Burma’s landmark census planned for 2014 is likely to exclude and further isolate its Rohingya minority group, which has been denied citizenship by the government since 1982.
Although the government has agreed to include all “national races” in the census, the 1.5 million Muslim minority group does not fall under this category and campaigners worry they will be left out.
“It is very likely that the Rohingya will be excluded from the census in 2014,” Tun Khin, President of the Burmese Rohingya Organisation UK told DVB. “Despite signs of political reforms in the past six months, Thein Sein’s government has reaffirmed specific deeply discriminatory policies against [them].”
Considered illegal Bengali immigrants by the government, the Rohingya cannot travel without special permits and are routinely denied the right to education, healthcare and family life. They face jail terms unless they obtain permission to marry and are bound by a rigid two-child policy.
The President’s advisor U Ko Ko Hlaing recently defended the government’s policy to restrict the movements of the Rohingya to certain townships – mainly in northern Arakan state – for “security” reasons.
The director general of the department of population, Myint Kyaing, who is leading the census project in collaboration with the UN Population Fund (UNFPA), has himself previously denied there are any Rohingya in Burma.
“We have no stateless people in Myanmar [Burma] and there are no Rohingya in Myanmar [Burma] as well, because no Bengali people are residing [here],” he said.
UNFPA Representative Mohamed Abdel-Ahad told DVB that the Rohingya had not yet been specifically discussed, but insisted that “the census will be inclusive.”
Up to 400,000 Rohingya have sought refuge from religious and racial persecution in neighbouring Bangladesh, where they often face further discrimination. The Bangladeshi government has only recognised 28,000 refugees, leaving the rest in the shadows of statelessness and social exclusion.
A 2010 report by Physicians for Human Rights concluded that “Bangladeshi authorities have waged an unprecedented campaign of arbitrary arrest, illegal expulsion, and forced internment against Burmese refugees.”

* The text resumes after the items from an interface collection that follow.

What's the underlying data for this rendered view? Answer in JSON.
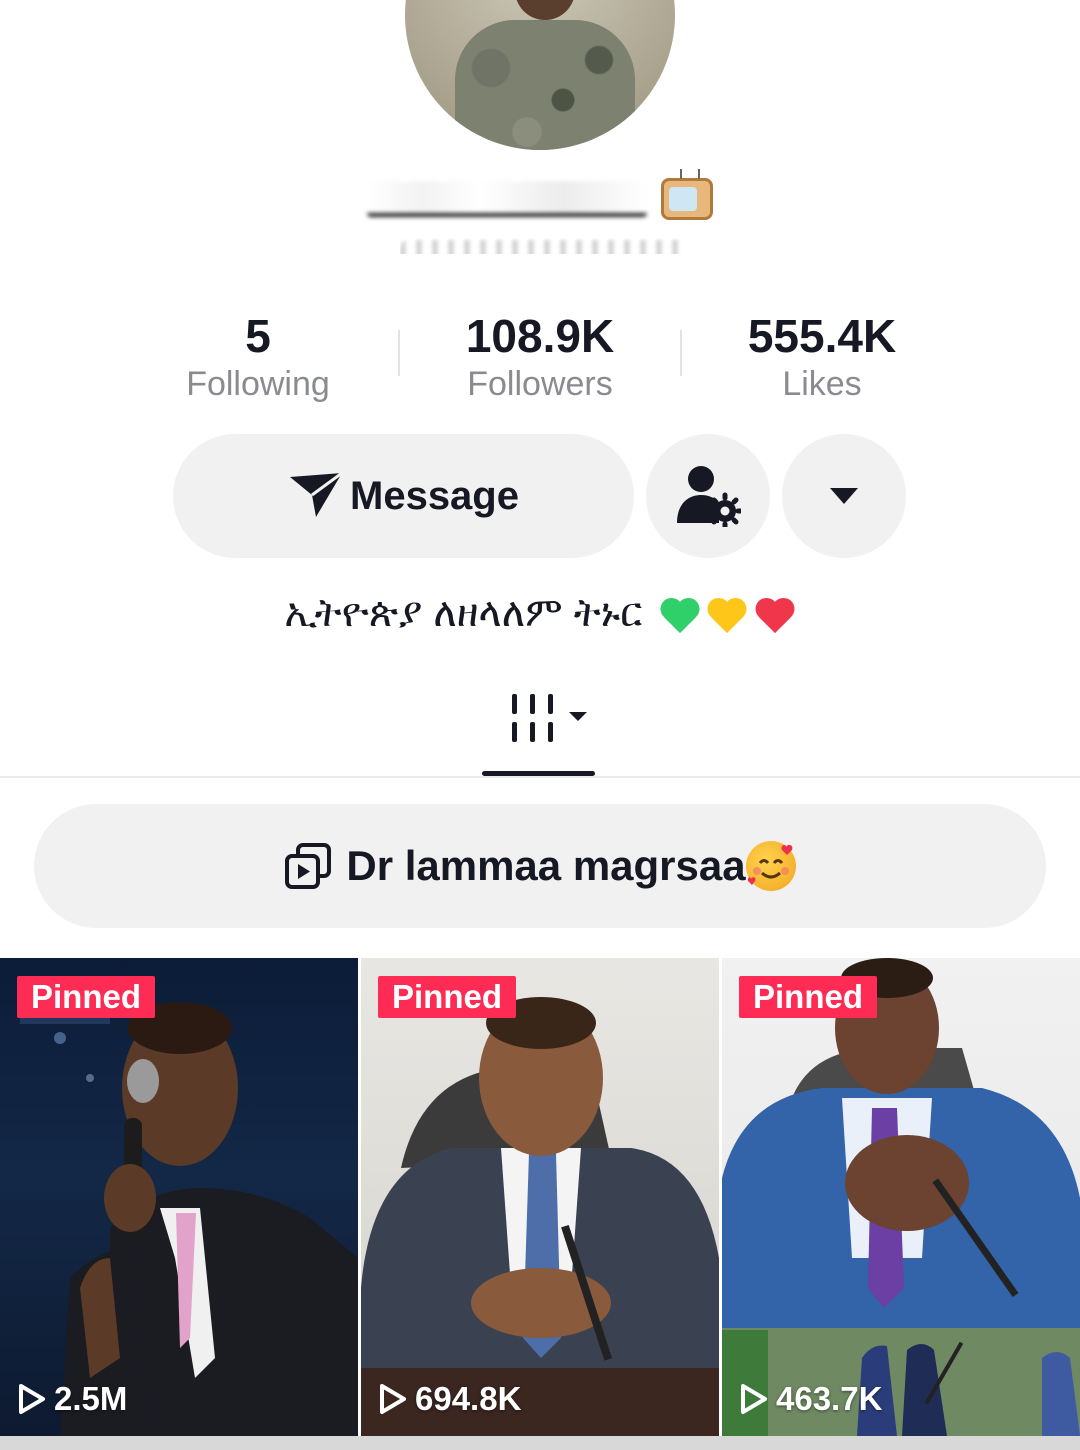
{
  "profile": {
    "stats": [
      {
        "value": "5",
        "label": "Following"
      },
      {
        "value": "108.9K",
        "label": "Followers"
      },
      {
        "value": "555.4K",
        "label": "Likes"
      }
    ],
    "display_name_icon": "tv-icon",
    "bio": "ኢትዮጵያ ለዘላለም ትኑር"
  },
  "actions": {
    "message_label": "Message",
    "add_friend_icon": "person-gear-icon",
    "more_icon": "caret-down-icon"
  },
  "tabs": {
    "active": "videos-grid",
    "icon": "grid-bars-icon"
  },
  "playlist": {
    "title": "Dr lammaa magrsaa"
  },
  "videos": [
    {
      "badge": "Pinned",
      "views": "2.5M"
    },
    {
      "badge": "Pinned",
      "views": "694.8K"
    },
    {
      "badge": "Pinned",
      "views": "463.7K"
    }
  ],
  "colors": {
    "pinned_badge": "#fe2c55",
    "button_bg": "#f1f1f2",
    "text_primary": "#161823",
    "text_secondary": "#8a8b91"
  }
}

The Rohingya were stripped of their Burmese citizenship in 1982 by former military chief Ne Win on the basis of being “non-nationals”. But Rohingya groups insist they have lived in Burma for generations, citing evidence of political participation dating as far back as 1936.
Reports of racism against Rohingya are widespread in Burmese society. Last year, a BBC report that identified Arakan state as populated by the group caused an outrage across Burma, culminating in threats to boycott the media outlet.

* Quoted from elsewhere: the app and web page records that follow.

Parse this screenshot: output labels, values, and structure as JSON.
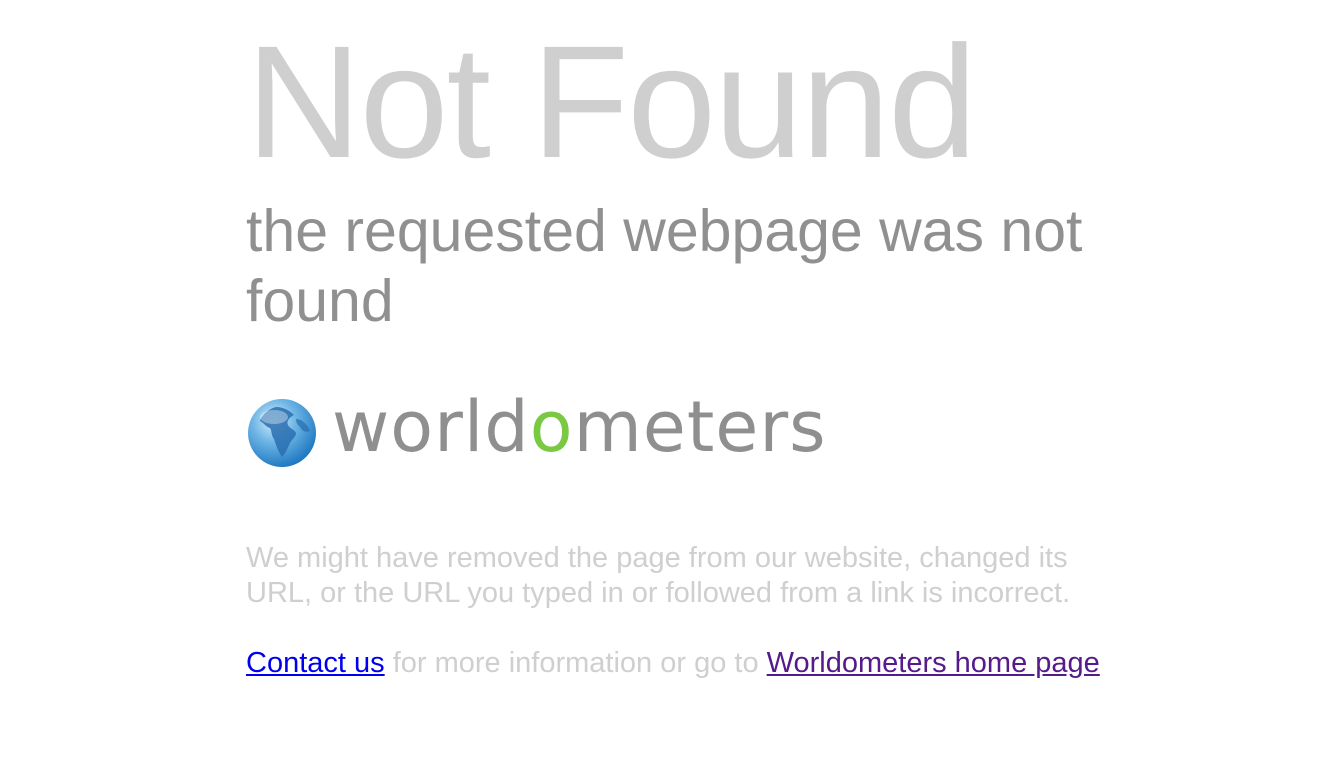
{
  "title": "Not Found",
  "subtitle": "the requested webpage was not found",
  "logo": {
    "icon": "globe-icon",
    "text_part1": "worldo",
    "text_green": "o",
    "text_part1_prefix": "world",
    "text_part2": "meters",
    "brand_gray": "#8f8f8f",
    "brand_green": "#7ac943"
  },
  "description": "We might have removed the page from our website, changed its URL, or the URL you typed in or followed from a link is incorrect.",
  "links": {
    "contact_label": "Contact us",
    "middle_text": " for more information or go to ",
    "home_label": "Worldometers home page"
  },
  "colors": {
    "title": "#cfcfcf",
    "subtitle": "#909090",
    "body_text": "#cfcfcf",
    "link": "#0000ee",
    "visited_link": "#551a8b"
  }
}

Even democracy icon Aung San Suu Kyi and her National League for Democracy (NLD) has refused to speak out on behalf of the Rohingya. When pressed on the issue in a recent BBC World interview, a senior official for the NLD replied:
“I don’t want to answer because even in our organisation the Rohingya question has not been settled. Even in our leadership some of them think that the Rohingya is a very delicate question.”
Both the US and EU have called for greater rights for the Rohingya, but it is unclear what level or priority they will be afforded in Burma’s reform process. Campaigners say the NLD’s voice is crucial.
“Instead of staying silent, [Suu Kyi] should speak up,” said Tun Khin. “I believe she is currently paying more attention to mainstream politics.”